Commentators on the Belmont Club have countered the IRGDs didn't so much as dissolve as were allowed to drop their arms and return home. Fair point, but of course, this was after a certain point. Other commentators have noted another division working Iraq could have helped provide security and found and secured many of the ammo dumps that the Saddamites set up prior to the invasion.

The lack of the Fourth Infantry Division probably delayed elections and the government that is still trying to form.

Now, Chester brings addresses who messed up in securing Turkish territory. Well, he really doesn't name any one particular individual
Was it a State function or a Defense function to convice [sic] the Turks to let us have our way? If memory serves, both Powell and Wolfowitz made trips to Turkey in the Jan/Feb/Mar timeframe. Who was ultimately responsible? Was everyone on the same page, making the same kinds of overtures to the Turks? or was it a case of an issue -- everyone who's worked in a large organization has observed this phenomenon -- where both were in charge and therefore neither took the initiative, knowing that they had the other to blame if it went south . . .
Source: The Adventures of Chester - Why didn't Turkey let us open a northern front in 2003?
Hmmmm. It pains me to say this but when two subordinates in an organization are stepping on each other's toes or pointing at the other, what is supposed to happen? The boss steps in and resolves the situation by either taking care of the matter themselves or by designating one subordinate the lead. If as Chester says is true then this confusion comes from the top of the organization, that is the President's office.
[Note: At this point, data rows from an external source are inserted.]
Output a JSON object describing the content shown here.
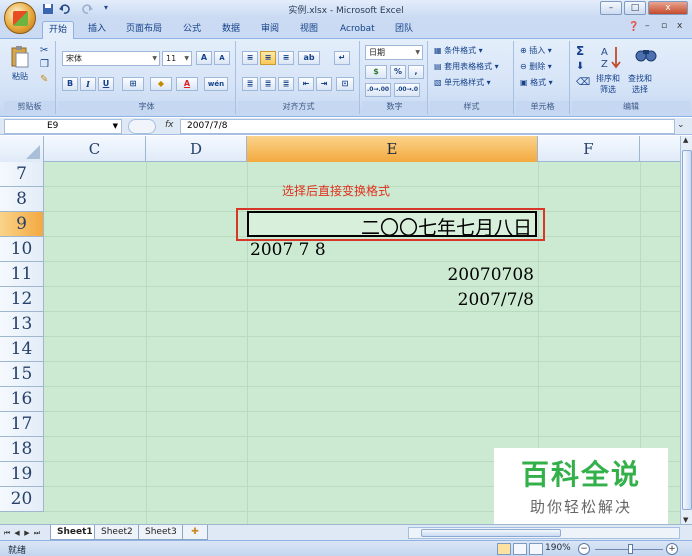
{
  "window": {
    "title": "实例.xlsx - Microsoft Excel",
    "minimize": "–",
    "maximize": "□",
    "close": "x"
  },
  "tabs": [
    "开始",
    "插入",
    "页面布局",
    "公式",
    "数据",
    "审阅",
    "视图",
    "Acrobat",
    "团队"
  ],
  "ribbon": {
    "clipboard": {
      "label": "剪贴板",
      "paste": "粘贴"
    },
    "font": {
      "label": "字体",
      "font_name": "宋体",
      "font_size": "11",
      "bold": "B",
      "italic": "I",
      "underline": "U",
      "grow": "A",
      "shrink": "A",
      "font_color": "A",
      "phonetic": "wén"
    },
    "alignment": {
      "label": "对齐方式"
    },
    "number": {
      "label": "数字",
      "format": "日期",
      "percent": "%",
      "comma": ",",
      "currency": "$"
    },
    "styles": {
      "label": "样式",
      "conditional": "条件格式",
      "table": "套用表格格式",
      "cell_styles": "单元格样式"
    },
    "cells": {
      "label": "单元格",
      "insert": "插入",
      "delete": "删除",
      "format": "格式"
    },
    "editing": {
      "label": "编辑",
      "sum": "Σ",
      "sort": "排序和\n筛选",
      "find": "查找和\n选择"
    }
  },
  "formula_bar": {
    "name_box": "E9",
    "fx": "fx",
    "formula": "2007/7/8"
  },
  "columns": [
    "C",
    "D",
    "E",
    "F"
  ],
  "selected_column": "E",
  "rows": [
    "7",
    "8",
    "9",
    "10",
    "11",
    "12",
    "13",
    "14",
    "15",
    "16",
    "17",
    "18",
    "19",
    "20"
  ],
  "selected_row": "9",
  "cells": {
    "note": "选择后直接变换格式",
    "e9": "二〇〇七年七月八日",
    "e10": "2007  7  8",
    "e11": "20070708",
    "e12": "2007/7/8"
  },
  "colors": {
    "highlight_red": "#d9362a",
    "sheet_background": "#ccead1",
    "selected_header": "#f3a93f"
  },
  "watermark": {
    "title": "百科全说",
    "subtitle": "助你轻松解决"
  },
  "sheets": [
    "Sheet1",
    "Sheet2",
    "Sheet3"
  ],
  "active_sheet": "Sheet1",
  "status": {
    "mode": "就绪",
    "zoom": "190%"
  }
}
Which department should have been in charge of the operation to secure Turkish territory? The State Department should have taken the lead in that effort.